Figure 1. Map of Zimbabwe showing the location of districts in which the on-farm experiments were conducted between 2004 and 2010 by the ICRISAT.

Figure 1.

Map of Zimbabwe showing the location of districts in which the on-farm experiments were conducted between 2004 and 2010 by the ICRISAT. p.5
Table 2. Weighted mean difference for maize yield (t ha −1 ) under conservation agriculture for experiments conducted in Zimbabwe from 2004 to 2010 and distribution of observed effects relative to maize grain yield under conventional

Table 2.

Weighted mean difference for maize yield (t ha −1 ) under conservation agriculture for experiments conducted in Zimbabwe from 2004 to 2010 and distribution of observed effects relative to maize grain yield under conventional p.8
Figure 2. Weighted mean differences in maize grain yield between CA and CONV for experiments detailed in Table 1, planting basins left and ripper right.

Figure 2.

Weighted mean differences in maize grain yield between CA and CONV for experiments detailed in Table 1, planting basins left and ripper right. p.9
Figure 3. Weighted mean differences in maize grain yield between CA and CONV on different soil types, planting basins left and ripper right: clay (a) and sand (b).

Figure 3.

Weighted mean differences in maize grain yield between CA and CONV on different soil types, planting basins left and ripper right: clay (a) and sand (b). p.10
Figure 4. Weighted mean differences in maize grain yield between CA and CONV under different rainfall conditions, planting basins left and ripper right: (a) 320–500 mm and (b) 500–830 mm.

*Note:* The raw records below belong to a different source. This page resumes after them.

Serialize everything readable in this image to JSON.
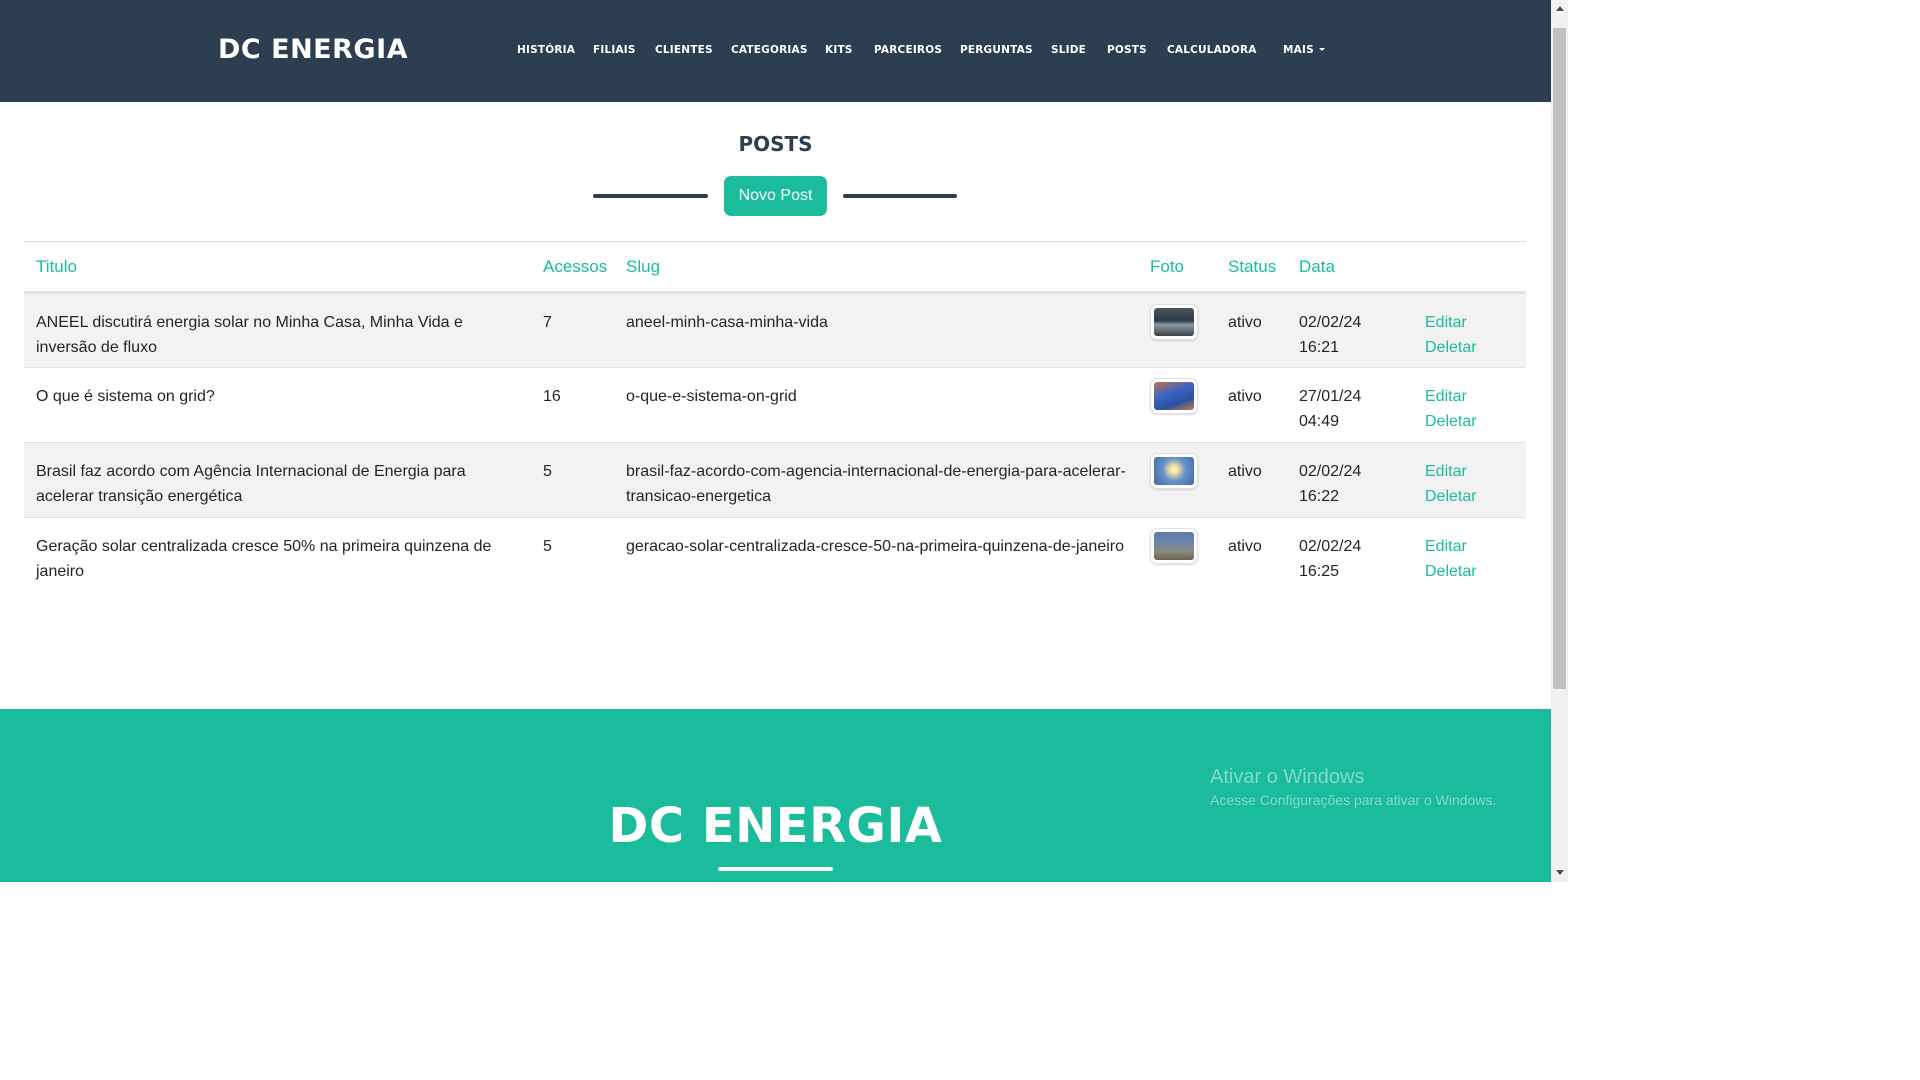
{
  "navbar": {
    "brand": "DC ENERGIA",
    "links": [
      {
        "label": "HISTÓRIA"
      },
      {
        "label": "FILIAIS"
      },
      {
        "label": "CLIENTES"
      },
      {
        "label": "CATEGORIAS"
      },
      {
        "label": "KITS"
      },
      {
        "label": "PARCEIROS"
      },
      {
        "label": "PERGUNTAS"
      },
      {
        "label": "SLIDE"
      },
      {
        "label": "POSTS"
      },
      {
        "label": "CALCULADORA"
      }
    ],
    "more_label": "MAIS"
  },
  "main": {
    "heading": "POSTS",
    "new_button": "Novo Post"
  },
  "table": {
    "headers": {
      "title": "Titulo",
      "views": "Acessos",
      "slug": "Slug",
      "photo": "Foto",
      "status": "Status",
      "date": "Data"
    },
    "rows": [
      {
        "title": "ANEEL discutirá energia solar no Minha Casa, Minha Vida e inversão de fluxo",
        "views": "7",
        "slug": "aneel-minh-casa-minha-vida",
        "photo_icon": "office-photo",
        "status": "ativo",
        "date": "02/02/24",
        "time": "16:21",
        "edit": "Editar",
        "delete": "Deletar"
      },
      {
        "title": "O que é sistema on grid?",
        "views": "16",
        "slug": "o-que-e-sistema-on-grid",
        "photo_icon": "solar-panels-photo",
        "status": "ativo",
        "date": "27/01/24",
        "time": "04:49",
        "edit": "Editar",
        "delete": "Deletar"
      },
      {
        "title": "Brasil faz acordo com Agência Internacional de Energia para acelerar transição energética",
        "views": "5",
        "slug": "brasil-faz-acordo-com-agencia-internacional-de-energia-para-acelerar-transicao-energetica",
        "photo_icon": "sunrise-photo",
        "status": "ativo",
        "date": "02/02/24",
        "time": "16:22",
        "edit": "Editar",
        "delete": "Deletar"
      },
      {
        "title": "Geração solar centralizada cresce 50% na primeira quinzena de janeiro",
        "views": "5",
        "slug": "geracao-solar-centralizada-cresce-50-na-primeira-quinzena-de-janeiro",
        "photo_icon": "solar-field-photo",
        "status": "ativo",
        "date": "02/02/24",
        "time": "16:25",
        "edit": "Editar",
        "delete": "Deletar"
      }
    ]
  },
  "footer": {
    "brand": "DC ENERGIA"
  },
  "watermark": {
    "title": "Ativar o Windows",
    "subtitle": "Acesse Configurações para ativar o Windows."
  },
  "colors": {
    "navbar_bg": "#2c3e50",
    "accent": "#1abc9c",
    "stripe": "#f2f2f2"
  }
}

Figure 4.

Weighted mean differences in maize grain yield between CA and CONV under different rainfall conditions, planting basins left and ripper right: (a) 320–500 mm and (b) 500–830 mm. p.11
Figure 5. Weighted mean differences in maize grain yield between CA and CONV under different rainfall distribution patterns, planting basins left and ripper right: (a) well-distributed rainfall pattern (rainfall equal to or above average in the first and s

Figure 5.

Weighted mean differences in maize grain yield between CA and CONV under different rainfall distribution patterns, planting basins left and ripper right: (a) well-distributed rainfall pattern (rainfall equal to or above average in the first and s p.12
Figure 6. Weighted mean differences in maize grain yield between CA and CONV, with different levels of nitrogen application with 10–30 kg N ha −1 , planting basins left and ripper right.

Figure 6.

Weighted mean differences in maize grain yield between CA and CONV, with different levels of nitrogen application with 10–30 kg N ha −1 , planting basins left and ripper right. p.13
Figure 7. Weighted mean differences in maize grain yield between CA and CONV with manure applied, planting basins left and ripper right.

Figure 7.

Weighted mean differences in maize grain yield between CA and CONV with manure applied, planting basins left and ripper right. p.13